The need to raise council tax

At this time of year, the Council has to declare its thinking about the budget for the municipal year to come; 2017-18 will be the seventh year in a row in which our grants from central government will decline.

Between 2010-11 and 2016-17 our budget shrank by about 20 per cent in ‘real’ terms (that is, allowing for inflation). But things have not fallen apart. Instead, our services have stood up surprisingly well to the challenge of austerity, thanks to our survival strategy of sharing, saving and stewardship.

Through sharing the management of services with our neighbours, through old- school savings and efficiencies and through more dynamic stewardship of our property portfolio, we have mostly managed to maintain the scope and quality of our services and thereby, the quality of life here in Kensington and Chelsea.
In 2017-18 we need to find a further £8 million in savings or income. And we expect to have to find similar amounts in 2018-19 and 2019-20 as well.

But the capacity of our strategy for delivering more savings and more income is now diminishing.

Though £8 million is smaller than the £12 million we had to find in 2015-16, it was proving just as hard to come up with budget proposals that delivered the full amount. Until that is, we remembered something, a power so rarely used it had almost been forgotten: we can put the council tax up.

The Royal Borough council tax is one of the very lowest in England and it has not gone up by so much as a penny in eight years which is a remarkable fact really, given the pressures of price rises, our ageing population and loss of grant.

What we are therefore considering is an increase of just under two per cent. This would raise about £1.5 million in 2017-18 and spare us some quite difficult decisions.

In times of hardship, all councils are tempted to reduce those of their services that are in some way class-leading. The reason is that one can more easily defend a switch from the good to the merely okay, one can even liken such a switch to swapping from Waitrose to the perfectly acceptable Sainsbury’s.

We’ve done a tiny bit of that ourselves in Kensington and Chelsea as when we cut our bin collections to a mere twice-a-week.

Nevertheless, several of our services remain genuine leaders in class. A couple of examples: we are now more or less the only council in the country still meeting the ‘moderate’ care needs of vulnerable adults and we are one of the small minority in London still paying council tax benefit that covers 100 per cent of council tax bills.

These are the sort of leads we are extremely loath to surrender.
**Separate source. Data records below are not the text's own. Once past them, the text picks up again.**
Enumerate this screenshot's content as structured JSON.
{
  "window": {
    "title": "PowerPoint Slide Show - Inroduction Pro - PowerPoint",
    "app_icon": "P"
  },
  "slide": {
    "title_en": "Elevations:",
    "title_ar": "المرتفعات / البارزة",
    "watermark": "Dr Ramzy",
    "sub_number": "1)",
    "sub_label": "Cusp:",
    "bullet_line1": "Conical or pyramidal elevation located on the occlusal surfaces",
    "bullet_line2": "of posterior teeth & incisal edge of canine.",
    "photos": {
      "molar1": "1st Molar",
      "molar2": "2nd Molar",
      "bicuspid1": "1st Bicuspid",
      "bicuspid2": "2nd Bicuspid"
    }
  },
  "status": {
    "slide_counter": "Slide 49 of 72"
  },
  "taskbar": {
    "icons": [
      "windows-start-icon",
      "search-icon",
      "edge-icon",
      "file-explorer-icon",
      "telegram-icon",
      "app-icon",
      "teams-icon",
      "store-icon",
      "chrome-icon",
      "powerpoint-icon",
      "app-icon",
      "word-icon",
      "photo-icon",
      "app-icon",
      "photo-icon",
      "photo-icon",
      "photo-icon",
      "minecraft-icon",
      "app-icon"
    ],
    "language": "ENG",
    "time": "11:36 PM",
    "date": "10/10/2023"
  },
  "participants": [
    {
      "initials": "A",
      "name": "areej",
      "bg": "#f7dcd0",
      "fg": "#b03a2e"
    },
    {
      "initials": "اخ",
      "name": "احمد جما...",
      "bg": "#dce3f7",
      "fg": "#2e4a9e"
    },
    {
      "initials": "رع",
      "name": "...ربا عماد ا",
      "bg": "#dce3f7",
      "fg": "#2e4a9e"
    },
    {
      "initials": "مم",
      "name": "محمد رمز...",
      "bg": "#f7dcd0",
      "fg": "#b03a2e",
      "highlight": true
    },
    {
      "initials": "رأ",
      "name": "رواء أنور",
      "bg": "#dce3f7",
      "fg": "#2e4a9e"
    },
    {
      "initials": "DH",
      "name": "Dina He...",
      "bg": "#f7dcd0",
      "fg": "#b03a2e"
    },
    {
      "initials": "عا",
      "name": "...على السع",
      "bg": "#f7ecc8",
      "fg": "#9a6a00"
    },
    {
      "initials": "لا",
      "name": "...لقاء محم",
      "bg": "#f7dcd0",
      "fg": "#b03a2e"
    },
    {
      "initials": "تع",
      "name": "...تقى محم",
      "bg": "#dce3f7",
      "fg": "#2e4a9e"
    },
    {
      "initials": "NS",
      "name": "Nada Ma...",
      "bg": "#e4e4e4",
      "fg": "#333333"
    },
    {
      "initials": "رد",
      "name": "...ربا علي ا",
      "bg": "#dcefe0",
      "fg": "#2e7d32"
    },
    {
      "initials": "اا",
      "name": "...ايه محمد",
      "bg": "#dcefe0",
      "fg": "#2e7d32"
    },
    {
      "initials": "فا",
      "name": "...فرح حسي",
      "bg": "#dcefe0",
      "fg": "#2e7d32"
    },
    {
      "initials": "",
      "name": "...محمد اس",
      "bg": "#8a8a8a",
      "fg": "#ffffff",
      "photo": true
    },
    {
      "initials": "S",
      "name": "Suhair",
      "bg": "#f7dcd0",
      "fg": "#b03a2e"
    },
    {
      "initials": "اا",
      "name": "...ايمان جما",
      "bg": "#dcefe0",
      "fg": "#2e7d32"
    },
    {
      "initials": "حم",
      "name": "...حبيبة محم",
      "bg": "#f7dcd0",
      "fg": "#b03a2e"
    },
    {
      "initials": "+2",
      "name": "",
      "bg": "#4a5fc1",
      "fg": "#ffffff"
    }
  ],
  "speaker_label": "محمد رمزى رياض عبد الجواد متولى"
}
If agreed, an extra £1.5 million raised in council tax would help us avoid doing so, at least in 2017-18.

The Council’s budget and council tax will be finally set at the annual budget meeting on 8 March 2017.